▶ **PROBLEM REQUIREMENTS**
Line by line, restate the listing below without any change.

▶ **DATASET CONTENT**
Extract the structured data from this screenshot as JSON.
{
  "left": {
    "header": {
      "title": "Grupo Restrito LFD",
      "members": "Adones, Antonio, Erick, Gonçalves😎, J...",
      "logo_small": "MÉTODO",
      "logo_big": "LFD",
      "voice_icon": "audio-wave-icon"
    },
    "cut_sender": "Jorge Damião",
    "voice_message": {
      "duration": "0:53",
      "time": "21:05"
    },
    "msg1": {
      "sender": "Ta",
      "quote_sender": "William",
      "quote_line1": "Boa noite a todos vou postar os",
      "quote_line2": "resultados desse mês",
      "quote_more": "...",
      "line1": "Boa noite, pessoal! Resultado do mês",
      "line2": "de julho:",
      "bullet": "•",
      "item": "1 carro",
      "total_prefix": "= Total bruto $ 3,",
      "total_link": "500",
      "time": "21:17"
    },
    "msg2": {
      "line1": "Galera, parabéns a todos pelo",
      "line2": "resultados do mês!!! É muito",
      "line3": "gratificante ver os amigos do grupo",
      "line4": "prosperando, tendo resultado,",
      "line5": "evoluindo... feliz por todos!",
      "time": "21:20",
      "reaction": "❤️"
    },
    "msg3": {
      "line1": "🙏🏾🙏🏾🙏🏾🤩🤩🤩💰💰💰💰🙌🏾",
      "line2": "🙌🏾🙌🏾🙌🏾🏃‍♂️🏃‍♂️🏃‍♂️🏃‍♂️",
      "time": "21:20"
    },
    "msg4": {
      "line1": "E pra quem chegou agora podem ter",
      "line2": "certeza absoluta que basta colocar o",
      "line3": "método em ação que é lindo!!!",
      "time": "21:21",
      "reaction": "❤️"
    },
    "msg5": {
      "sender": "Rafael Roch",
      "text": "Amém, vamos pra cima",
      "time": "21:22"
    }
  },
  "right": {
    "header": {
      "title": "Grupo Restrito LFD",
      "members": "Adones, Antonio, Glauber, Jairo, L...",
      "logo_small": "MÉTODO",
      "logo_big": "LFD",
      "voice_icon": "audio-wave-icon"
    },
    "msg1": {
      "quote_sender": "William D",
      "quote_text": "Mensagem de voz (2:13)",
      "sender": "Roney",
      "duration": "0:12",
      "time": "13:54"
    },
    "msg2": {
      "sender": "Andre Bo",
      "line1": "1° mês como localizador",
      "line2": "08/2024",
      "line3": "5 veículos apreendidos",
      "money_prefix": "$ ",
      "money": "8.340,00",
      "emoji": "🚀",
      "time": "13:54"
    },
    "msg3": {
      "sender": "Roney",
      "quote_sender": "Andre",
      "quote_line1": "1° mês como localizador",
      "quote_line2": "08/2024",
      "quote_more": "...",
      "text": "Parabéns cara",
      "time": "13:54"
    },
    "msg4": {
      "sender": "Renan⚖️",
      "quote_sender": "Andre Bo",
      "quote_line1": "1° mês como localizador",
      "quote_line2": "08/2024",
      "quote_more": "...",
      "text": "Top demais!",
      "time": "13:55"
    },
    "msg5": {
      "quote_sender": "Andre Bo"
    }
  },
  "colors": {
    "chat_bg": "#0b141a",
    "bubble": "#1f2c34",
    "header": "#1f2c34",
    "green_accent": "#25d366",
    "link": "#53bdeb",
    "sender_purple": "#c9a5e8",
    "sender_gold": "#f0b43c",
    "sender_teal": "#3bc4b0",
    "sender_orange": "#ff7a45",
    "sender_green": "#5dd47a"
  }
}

▶ **PROBLEM SOLUTION**
Extract the structured data from this screenshot as JSON.
{
  "left": {
    "header": {
      "title": "Grupo Restrito LFD",
      "members": "Adones, Antonio, Erick, Gonçalves😎, J...",
      "logo_small": "MÉTODO",
      "logo_big": "LFD",
      "voice_icon": "audio-wave-icon"
    },
    "cut_sender": "Jorge Damião",
    "voice_message": {
      "duration": "0:53",
      "time": "21:05"
    },
    "msg1": {
      "sender": "Ta",
      "quote_sender": "William",
      "quote_line1": "Boa noite a todos vou postar os",
      "quote_line2": "resultados desse mês",
      "quote_more": "...",
      "line1": "Boa noite, pessoal! Resultado do mês",
      "line2": "de julho:",
      "bullet": "•",
      "item": "1 carro",
      "total_prefix": "= Total bruto $ 3,",
      "total_link": "500",
      "time": "21:17"
    },
    "msg2": {
      "line1": "Galera, parabéns a todos pelo",
      "line2": "resultados do mês!!! É muito",
      "line3": "gratificante ver os amigos do grupo",
      "line4": "prosperando, tendo resultado,",
      "line5": "evoluindo... feliz por todos!",
      "time": "21:20",
      "reaction": "❤️"
    },
    "msg3": {
      "line1": "🙏🏾🙏🏾🙏🏾🤩🤩🤩💰💰💰💰🙌🏾",
      "line2": "🙌🏾🙌🏾🙌🏾🏃‍♂️🏃‍♂️🏃‍♂️🏃‍♂️",
      "time": "21:20"
    },
    "msg4": {
      "line1": "E pra quem chegou agora podem ter",
      "line2": "certeza absoluta que basta colocar o",
      "line3": "método em ação que é lindo!!!",
      "time": "21:21",
      "reaction": "❤️"
    },
    "msg5": {
      "sender": "Rafael Roch",
      "text": "Amém, vamos pra cima",
      "time": "21:22"
    }
  },
  "right": {
    "header": {
      "title": "Grupo Restrito LFD",
      "members": "Adones, Antonio, Glauber, Jairo, L...",
      "logo_small": "MÉTODO",
      "logo_big": "LFD",
      "voice_icon": "audio-wave-icon"
    },
    "msg1": {
      "quote_sender": "William D",
      "quote_text": "Mensagem de voz (2:13)",
      "sender": "Roney",
      "duration": "0:12",
      "time": "13:54"
    },
    "msg2": {
      "sender": "Andre Bo",
      "line1": "1° mês como localizador",
      "line2": "08/2024",
      "line3": "5 veículos apreendidos",
      "money_prefix": "$ ",
      "money": "8.340,00",
      "emoji": "🚀",
      "time": "13:54"
    },
    "msg3": {
      "sender": "Roney",
      "quote_sender": "Andre",
      "quote_line1": "1° mês como localizador",
      "quote_line2": "08/2024",
      "quote_more": "...",
      "text": "Parabéns cara",
      "time": "13:54"
    },
    "msg4": {
      "sender": "Renan⚖️",
      "quote_sender": "Andre Bo",
      "quote_line1": "1° mês como localizador",
      "quote_line2": "08/2024",
      "quote_more": "...",
      "text": "Top demais!",
      "time": "13:55"
    },
    "msg5": {
      "quote_sender": "Andre Bo"
    }
  },
  "colors": {
    "chat_bg": "#0b141a",
    "bubble": "#1f2c34",
    "header": "#1f2c34",
    "green_accent": "#25d366",
    "link": "#53bdeb",
    "sender_purple": "#c9a5e8",
    "sender_gold": "#f0b43c",
    "sender_teal": "#3bc4b0",
    "sender_orange": "#ff7a45",
    "sender_green": "#5dd47a"
  }
}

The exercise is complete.